There are thousands of other writers out there who share your struggles and triumphs, so don’t be discouraged if it takes longer than you’d like. Keep at it, because even though we know writing can be hard work, it’s also one of life’s greatest pleasures!

Further Reading

Explore these resources to delve deeper into the world of short stories and storytelling:

Short Stories Everyone Should Read: Discover a curated list of timeless short stories that have left an indelible mark on literature.

10 Great Examples of How to Begin a Short Story: Uncover compelling opening lines and techniques used by renowned authors to captivate readers from the very start.

How to Write a Short Story: Learn the art of crafting a captivating short story, from brainstorming ideas to shaping characters and plotlines.


What are some must-read short stories for literature enthusiasts?

Explore a curated list of timeless and impactful short stories in the article Short Stories Everyone Should Read to enrich your literary journey.

How can I create an engaging opening for my short story?

Discover effective techniques and examples of compelling story openings in the resource 10 Great Examples of How to Begin a Short Story to hook readers right from the start.

What are the key elements to consider when writing a short story?

Learn the fundamental aspects of crafting a captivating short story, including character development, plot structure, and more, in the guide How to Write a Short Story.

Can you recommend resources for improving my short story writing skills?

For further guidance on refining your short story writing skills, explore the provided resources and gain insights into crafting impactful narratives.

How do I effectively convey a complete story within a short format?
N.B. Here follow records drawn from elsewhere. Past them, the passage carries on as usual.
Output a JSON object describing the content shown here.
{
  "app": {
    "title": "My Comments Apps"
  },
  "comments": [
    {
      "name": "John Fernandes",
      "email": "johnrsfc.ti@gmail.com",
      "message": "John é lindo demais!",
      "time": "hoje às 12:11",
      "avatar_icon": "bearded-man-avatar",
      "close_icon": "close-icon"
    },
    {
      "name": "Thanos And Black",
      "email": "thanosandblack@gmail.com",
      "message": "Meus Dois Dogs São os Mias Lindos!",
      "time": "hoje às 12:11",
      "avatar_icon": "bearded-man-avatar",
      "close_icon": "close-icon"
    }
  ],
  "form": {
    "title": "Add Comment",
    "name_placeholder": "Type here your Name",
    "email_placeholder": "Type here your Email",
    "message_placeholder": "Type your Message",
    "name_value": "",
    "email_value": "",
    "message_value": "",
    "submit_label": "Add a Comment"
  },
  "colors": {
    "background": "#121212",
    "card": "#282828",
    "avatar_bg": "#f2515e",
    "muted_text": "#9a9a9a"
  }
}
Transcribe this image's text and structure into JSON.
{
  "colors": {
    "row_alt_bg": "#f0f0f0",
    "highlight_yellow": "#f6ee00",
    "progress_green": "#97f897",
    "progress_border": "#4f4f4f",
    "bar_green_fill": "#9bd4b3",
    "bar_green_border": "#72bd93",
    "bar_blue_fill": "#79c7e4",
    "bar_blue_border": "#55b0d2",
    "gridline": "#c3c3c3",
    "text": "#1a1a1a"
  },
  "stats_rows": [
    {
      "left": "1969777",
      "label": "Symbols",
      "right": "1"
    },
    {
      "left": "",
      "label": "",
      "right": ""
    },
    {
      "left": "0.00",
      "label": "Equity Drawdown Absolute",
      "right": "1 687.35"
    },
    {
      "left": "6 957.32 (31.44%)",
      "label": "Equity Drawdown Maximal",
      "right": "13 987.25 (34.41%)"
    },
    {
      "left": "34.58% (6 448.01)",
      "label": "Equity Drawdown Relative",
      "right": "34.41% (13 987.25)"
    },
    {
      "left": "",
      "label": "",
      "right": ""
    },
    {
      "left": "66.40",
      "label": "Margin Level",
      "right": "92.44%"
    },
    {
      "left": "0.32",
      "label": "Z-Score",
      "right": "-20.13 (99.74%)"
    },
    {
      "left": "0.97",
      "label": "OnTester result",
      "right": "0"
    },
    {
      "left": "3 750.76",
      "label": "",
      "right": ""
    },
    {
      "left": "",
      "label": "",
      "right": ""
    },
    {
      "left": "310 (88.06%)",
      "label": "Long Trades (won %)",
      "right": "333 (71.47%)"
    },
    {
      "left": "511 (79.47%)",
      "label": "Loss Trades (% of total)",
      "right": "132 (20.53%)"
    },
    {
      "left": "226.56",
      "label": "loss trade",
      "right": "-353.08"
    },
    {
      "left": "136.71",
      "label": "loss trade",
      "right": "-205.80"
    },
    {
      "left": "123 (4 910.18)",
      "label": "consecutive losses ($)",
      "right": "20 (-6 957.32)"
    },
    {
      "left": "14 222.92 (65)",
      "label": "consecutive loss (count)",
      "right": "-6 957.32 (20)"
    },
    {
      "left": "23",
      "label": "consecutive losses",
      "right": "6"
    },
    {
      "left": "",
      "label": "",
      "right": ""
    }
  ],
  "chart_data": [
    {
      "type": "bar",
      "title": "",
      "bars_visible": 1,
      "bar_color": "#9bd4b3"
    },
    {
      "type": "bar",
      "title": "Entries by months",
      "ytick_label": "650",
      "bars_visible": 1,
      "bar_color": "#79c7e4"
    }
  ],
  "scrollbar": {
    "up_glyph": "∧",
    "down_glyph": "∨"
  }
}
Discover techniques and strategies for condensing a compelling narrative into a short story while maintaining its impact and resonance by exploring the suggested articles and guides.